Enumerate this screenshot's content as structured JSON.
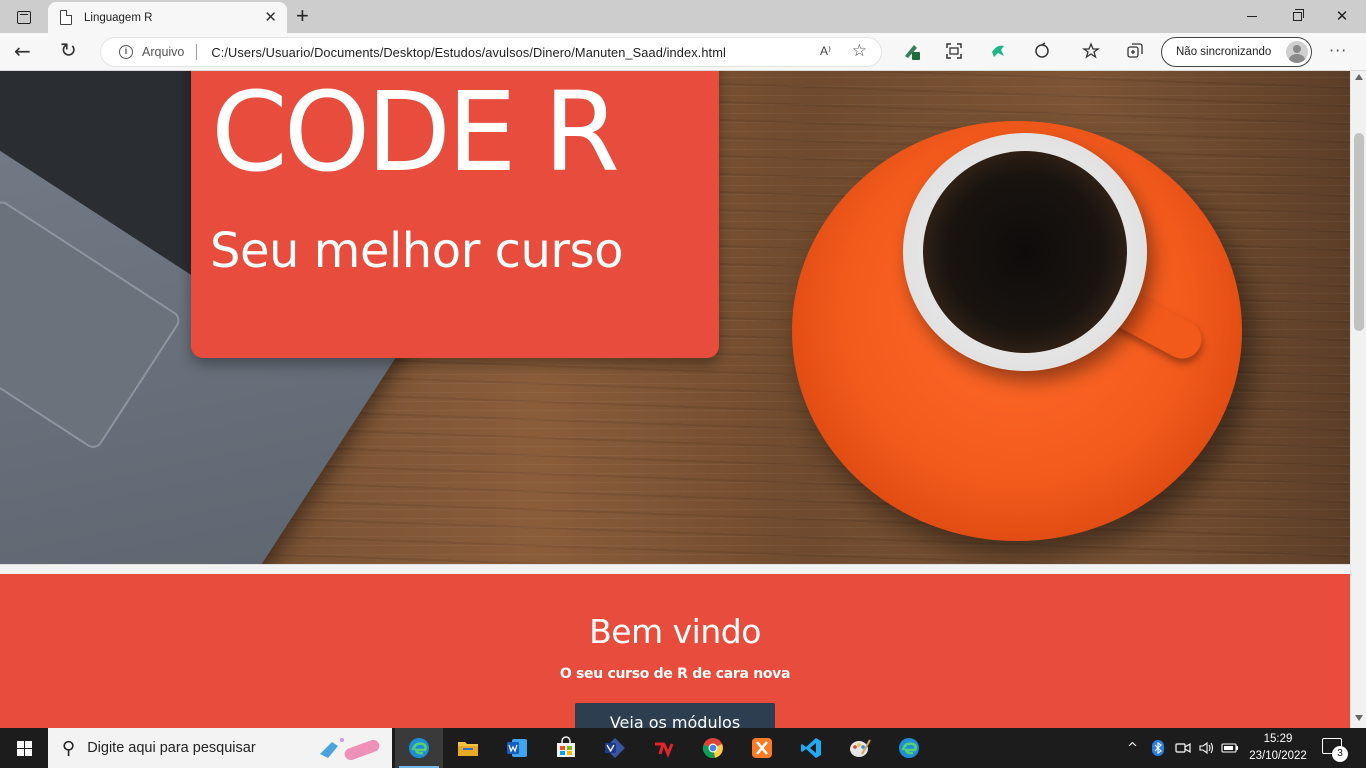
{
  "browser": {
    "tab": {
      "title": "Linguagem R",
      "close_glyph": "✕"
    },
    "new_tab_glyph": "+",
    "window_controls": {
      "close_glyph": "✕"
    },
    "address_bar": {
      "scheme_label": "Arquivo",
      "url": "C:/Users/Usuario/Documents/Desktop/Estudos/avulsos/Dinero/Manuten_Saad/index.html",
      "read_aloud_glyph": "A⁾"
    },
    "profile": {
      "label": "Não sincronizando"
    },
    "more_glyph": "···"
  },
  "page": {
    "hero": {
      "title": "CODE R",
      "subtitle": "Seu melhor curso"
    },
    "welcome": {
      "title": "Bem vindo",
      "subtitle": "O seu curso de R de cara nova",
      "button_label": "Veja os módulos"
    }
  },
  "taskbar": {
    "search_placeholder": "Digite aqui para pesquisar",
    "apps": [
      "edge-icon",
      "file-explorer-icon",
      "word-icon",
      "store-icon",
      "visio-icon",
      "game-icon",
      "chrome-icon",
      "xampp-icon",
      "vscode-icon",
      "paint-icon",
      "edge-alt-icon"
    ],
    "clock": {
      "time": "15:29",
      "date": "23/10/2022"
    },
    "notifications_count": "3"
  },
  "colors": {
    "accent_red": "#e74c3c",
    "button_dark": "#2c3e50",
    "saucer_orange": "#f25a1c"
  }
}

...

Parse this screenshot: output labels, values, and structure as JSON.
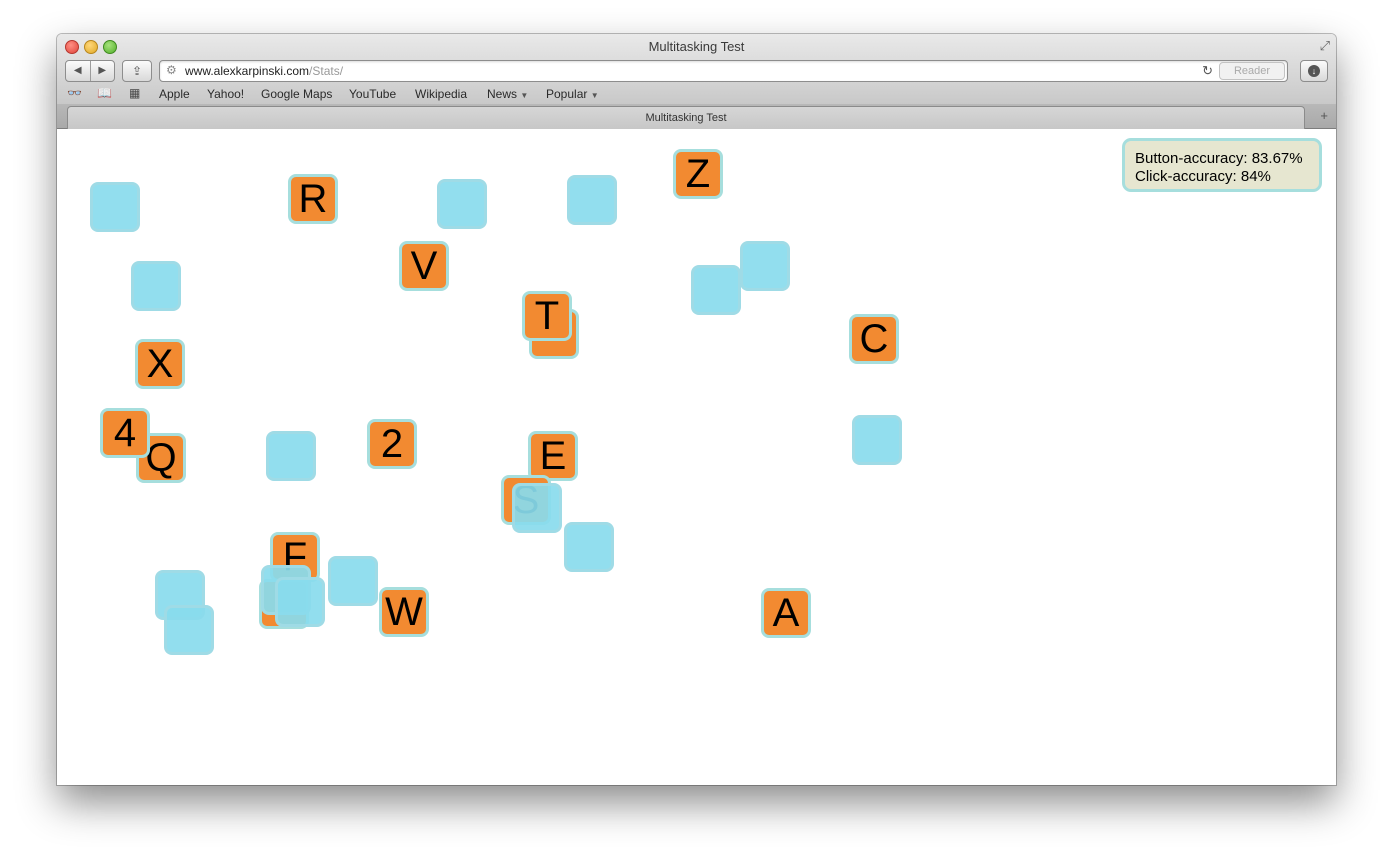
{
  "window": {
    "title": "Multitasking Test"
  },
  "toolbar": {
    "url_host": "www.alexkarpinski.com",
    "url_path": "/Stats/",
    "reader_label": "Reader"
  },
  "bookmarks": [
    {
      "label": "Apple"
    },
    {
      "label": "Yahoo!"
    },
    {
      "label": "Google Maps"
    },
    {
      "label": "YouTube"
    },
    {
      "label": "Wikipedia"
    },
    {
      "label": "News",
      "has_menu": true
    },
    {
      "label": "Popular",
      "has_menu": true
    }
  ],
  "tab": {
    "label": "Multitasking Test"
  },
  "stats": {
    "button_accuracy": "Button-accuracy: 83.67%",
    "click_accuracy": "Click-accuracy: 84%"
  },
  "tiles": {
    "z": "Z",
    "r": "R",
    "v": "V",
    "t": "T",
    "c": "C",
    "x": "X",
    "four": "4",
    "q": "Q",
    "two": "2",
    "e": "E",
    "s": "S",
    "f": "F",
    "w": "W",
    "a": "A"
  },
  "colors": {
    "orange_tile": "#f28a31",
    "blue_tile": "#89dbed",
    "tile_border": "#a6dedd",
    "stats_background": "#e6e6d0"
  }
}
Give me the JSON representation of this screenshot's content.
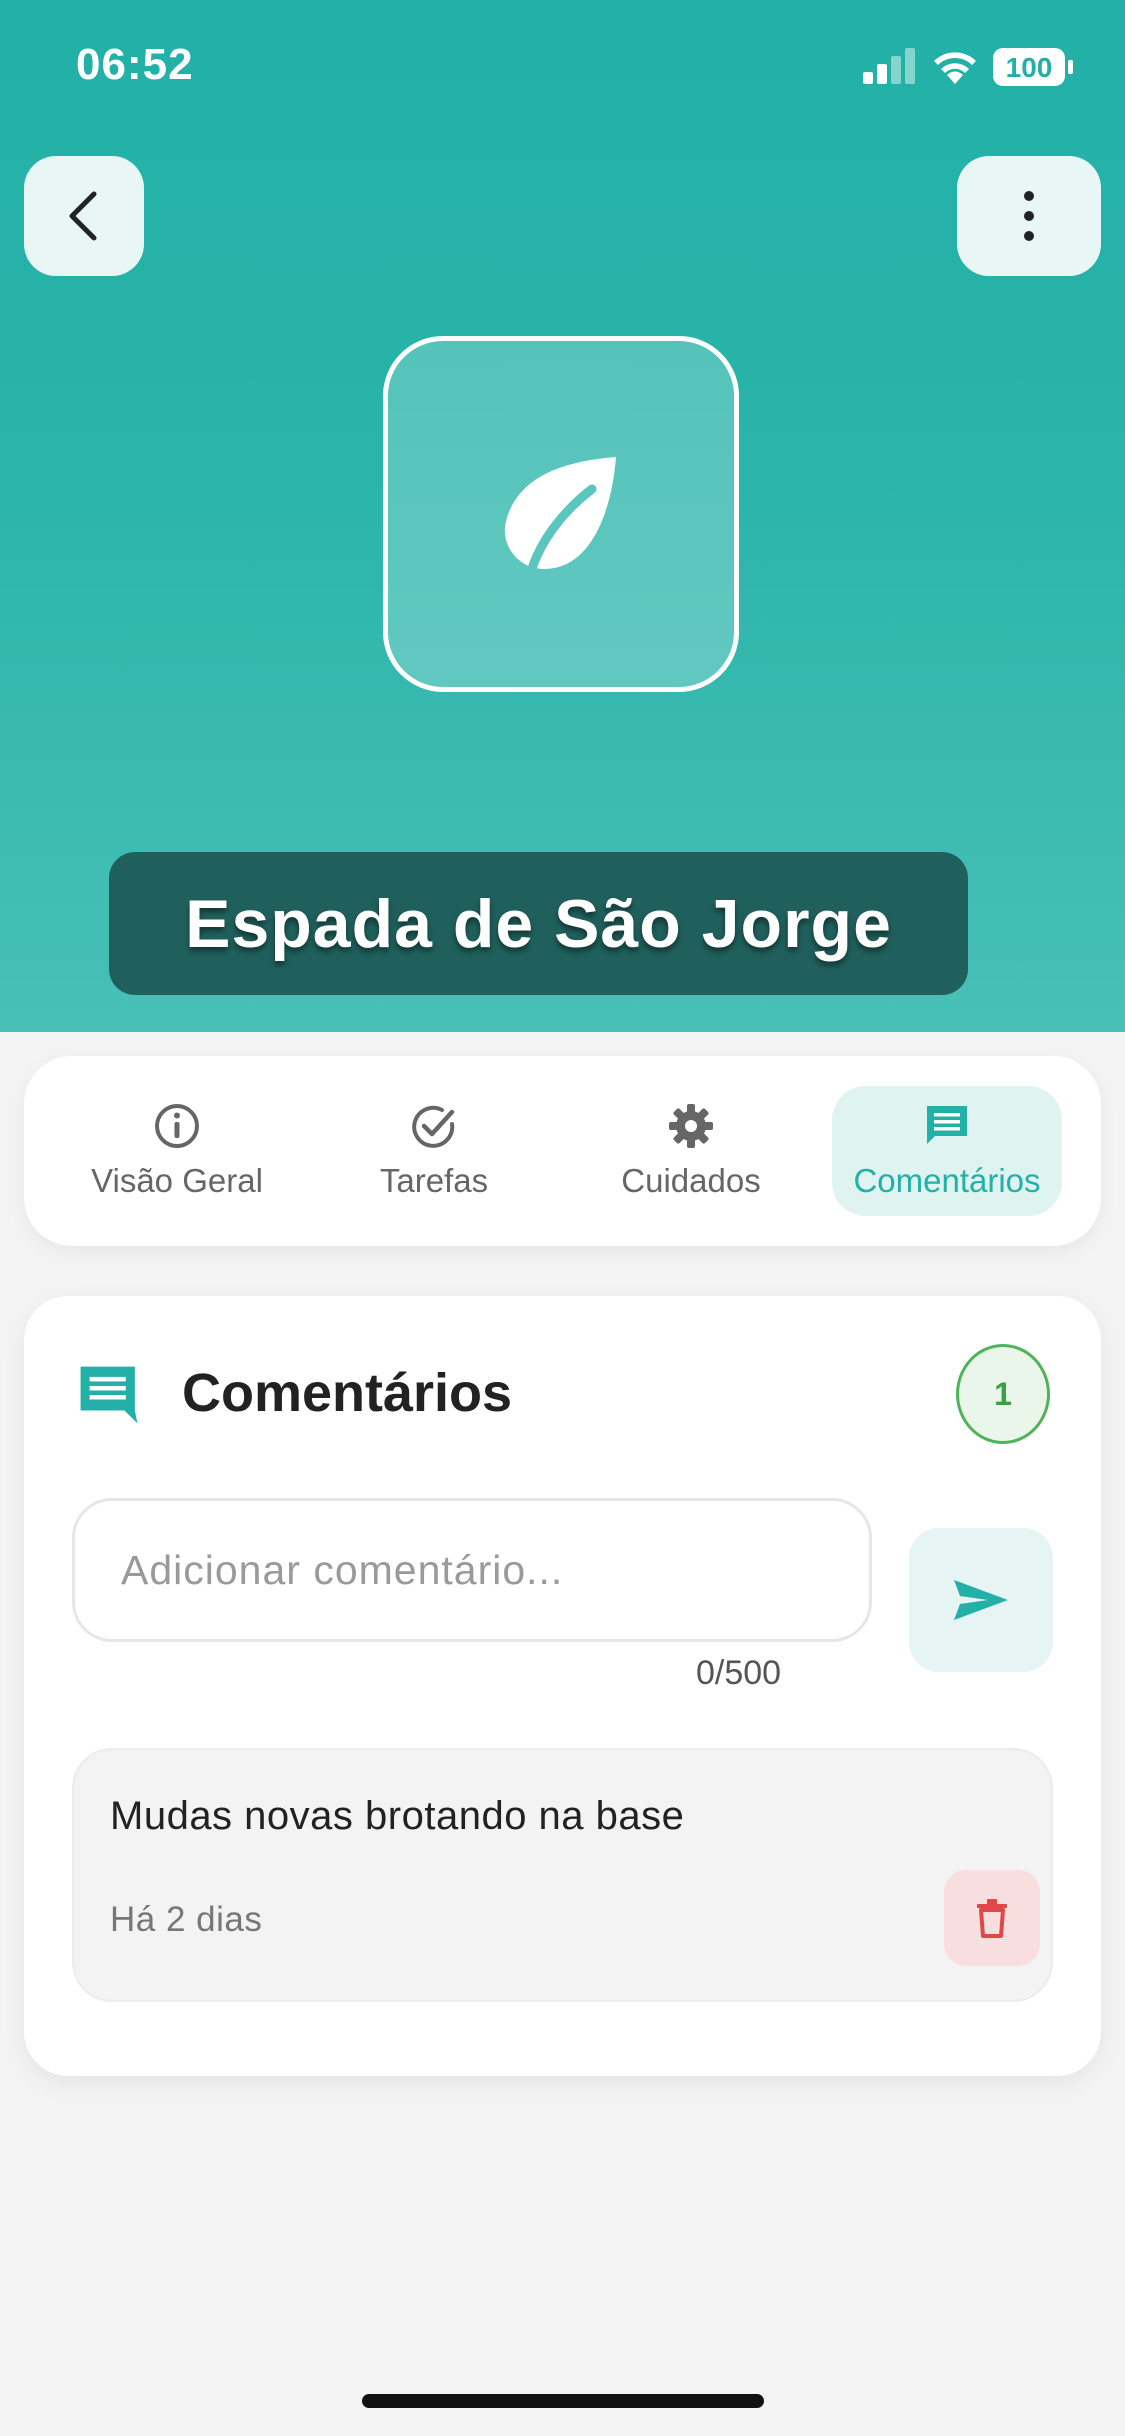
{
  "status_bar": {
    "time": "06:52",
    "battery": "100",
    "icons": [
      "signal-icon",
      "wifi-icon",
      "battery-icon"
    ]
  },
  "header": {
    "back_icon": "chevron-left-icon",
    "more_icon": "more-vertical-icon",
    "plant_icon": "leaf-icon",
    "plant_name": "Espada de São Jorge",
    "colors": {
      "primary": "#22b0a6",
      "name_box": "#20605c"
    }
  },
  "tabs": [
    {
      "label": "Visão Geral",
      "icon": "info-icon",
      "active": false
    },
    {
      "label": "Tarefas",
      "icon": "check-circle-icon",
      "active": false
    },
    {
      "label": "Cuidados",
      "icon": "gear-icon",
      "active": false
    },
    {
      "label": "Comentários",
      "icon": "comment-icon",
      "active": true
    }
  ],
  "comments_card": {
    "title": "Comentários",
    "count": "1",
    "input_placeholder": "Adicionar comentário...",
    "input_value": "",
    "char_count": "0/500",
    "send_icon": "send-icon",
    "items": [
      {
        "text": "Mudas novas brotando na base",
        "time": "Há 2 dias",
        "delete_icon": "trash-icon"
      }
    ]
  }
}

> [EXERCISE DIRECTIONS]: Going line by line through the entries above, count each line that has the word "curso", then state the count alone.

> [THE COMPLETED TASK]: 2